Cotter is joy and innocence and confidence and creativity and imagination and goofiness and refreshing unpredictability personified. He swooped in unexpectedly, and I just . . . went with it, ha ha. He reminds me of Dill from To Kill a Mockingbird as well as an amalgamation of the kids from The Goonies and Stand By Me. Data, Chunk, Mouth, Mikey, Vern. He’s got some Buckwheat in him too. I love The Little Rascals.
What was the publishing process like for you as a debut novelist?
Joyous and strange. It took a long time, and we did many passes, and I had to let go of a lot of material, and learn, and change, and grow. I had to wrestle with my ego as well. I made a promise to myself that I would show up for all of it and be as present as possible for the entirety. Even when things got confusing, upsetting, and I had to push back. It’s all inevitable, you know, when you are putting a work of creativity into the world in such a big way that you’re going to come up against elements that you feel you’re not suited to handle. But that is how you mature for the next go-around.
What advice would you give anyone seeking publication?
Even with a good publisher, a good editor, a big agent, a big PR firm, a lawyer, I feel like the writer bears the burden of the awesome responsibility of getting the work into the world, and the incessant promotion, standing behind it, defending it, nurturing it, talking about it, believing in it.
So I would say: be well aware that self-reliance, fortitude, perseverance, solitude, and major independence are paramount factors in all of this. No matter how many people you have around you in the process, it’s pretty much you and your book, baby. I don’t know if it’s like that for Michelle Obama when she publishes a book, ha ha, but for me, and many people I know who I’ve watched go through this, ultimately you’re on your own, kid.
You’ve published several short stories; you’re interviewing for your first book; are you working on anything new?
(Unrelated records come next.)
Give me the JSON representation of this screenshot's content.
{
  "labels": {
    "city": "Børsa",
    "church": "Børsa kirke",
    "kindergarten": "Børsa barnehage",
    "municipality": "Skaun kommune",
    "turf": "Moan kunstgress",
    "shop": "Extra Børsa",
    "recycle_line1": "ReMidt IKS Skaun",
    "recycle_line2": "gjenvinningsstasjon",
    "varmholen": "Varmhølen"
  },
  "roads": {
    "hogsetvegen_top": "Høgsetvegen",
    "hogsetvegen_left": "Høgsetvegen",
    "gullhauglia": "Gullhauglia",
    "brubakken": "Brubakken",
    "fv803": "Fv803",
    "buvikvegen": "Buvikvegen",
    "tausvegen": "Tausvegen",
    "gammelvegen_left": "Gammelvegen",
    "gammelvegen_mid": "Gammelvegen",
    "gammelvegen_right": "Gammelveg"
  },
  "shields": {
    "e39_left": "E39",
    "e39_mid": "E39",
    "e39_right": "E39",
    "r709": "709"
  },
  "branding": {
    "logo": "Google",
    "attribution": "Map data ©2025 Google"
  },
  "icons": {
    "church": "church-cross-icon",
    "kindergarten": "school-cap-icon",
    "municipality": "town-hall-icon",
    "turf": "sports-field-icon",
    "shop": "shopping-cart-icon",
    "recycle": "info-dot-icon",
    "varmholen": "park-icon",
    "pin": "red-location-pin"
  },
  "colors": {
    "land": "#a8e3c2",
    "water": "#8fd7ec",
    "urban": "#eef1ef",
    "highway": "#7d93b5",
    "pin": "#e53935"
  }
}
Hell yeah. I have three books in the pipeline. Two of them are YA books that also take place in Weirville. One of them is about these fascinating theatre kids and a prophetic event they experience that changes their lives. It’s about family, friendship, art, and epilepsy. The other book is about a kid who has a spider living inside him . . . I won’t say more. No spoilers.
Then, an adult novel; a cautionary tale about the ways artists sometimes go too deeply into their work and lose their souls in the vortex and cannot come back to who they used to be. It’s a story I’ve needed to write for a long time . . .